Turns out, of all of the possible online banking features, electronic check deposit (you just snap a picture of the front and signed-back of a check on your smartphone and deposit it using your bank’s mobile app) is actually one of the last to catch on. According to a 2018 Harland Clarke “Mobile Deposit Consumer Survey” (the most recent I could find), about 37% of people age 55+ used the feature at that time.
But COVID-19 added a little oomph to mobile banking usage in the last ten months.
In a September 2020 interview with Karen Webster in PYMNTS.com, Mike Diamond, general manager of digital banking at Mitek, said that we’re unlikely to revert to pre-pandemic behavior when it comes to things like going to a bank branch or, God forbid, using a “germ-laden ATM” just to deposit a check. And once banks show consumers how to use mobile check deposit (and illustrate its safety), we’ll all be using the feature regularly.
And all this doesn’t even take into consideration other digital payment channels, like Venmo, that reinforce predictions that paper checks are going the way of … well, paper.
Okay, I think it’s worth a try – according to everything I’ve read, it’s as safe as other online and mobile banking functions. But if you’re going to join me, here are some important considerations:
Download your mobile banking app directly from your bank or credit union’s website to make sure it’s the latest version of the official app
Only use banking apps downloaded from your phone’s native app store since these can “enforce certificate pinning to avoid man-in-the-middle” attacks which could happen at unsecured Wi-Fi hotspots. (In regular language … certificate pinning is an extra layer of security that ensures that you’re really going to the site you think you’re going to, and “man-in-the-middle” is that asshole who wants to steal your information)

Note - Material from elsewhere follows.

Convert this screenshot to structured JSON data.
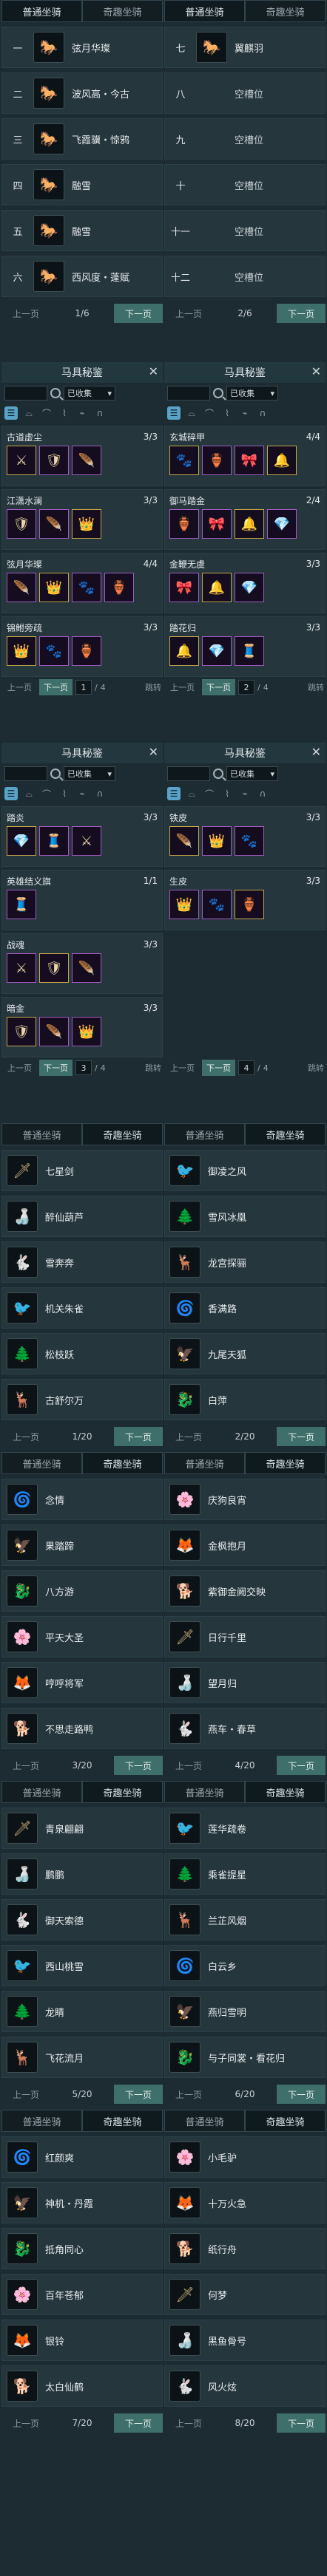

Avoid depositing fraudulent checks by only accepting paper checks from people you know and trust (duh)
Lock your smartphone using a unique PIN or biometric information (facial recognition, fingerprint recognition)
Keep an eye on your account – go through your deposits, interest payments, and debits on a regular basis.
Also, banks may limit the amount you can deposit and you may experience delays in processing and clearing, there may be fees involved, and some types of checks may be excluded. To avoid delays, banks urge mobile deposit customers to ensure their signature is legible (yes, you still have to endorse the check!!), check images are clear (the app will help you with this), and the amount you enter matches the amount on the check.
And don’t forget to submit/send it (according to lots of articles, this happens … frequently!).
Last, they encourage users to keep the paper check until you’ve double “checked” that it has cleared (check images are not stored on your phone) and then shred the paper check.
So, what do you think? Have you used mobile check deposit technology? Do you think you’ll give it a try? Want me to try it first and report back? Send me a check (any amount is fine, but please keep in mind that my bank limits me to $10,000 per month) and I’ll let you know if it works.
Mitek is a software company that specializes in digital identity verification and mobile capture built on artificial intelligence algorithms and allows people to deposit checks via their mobile phones.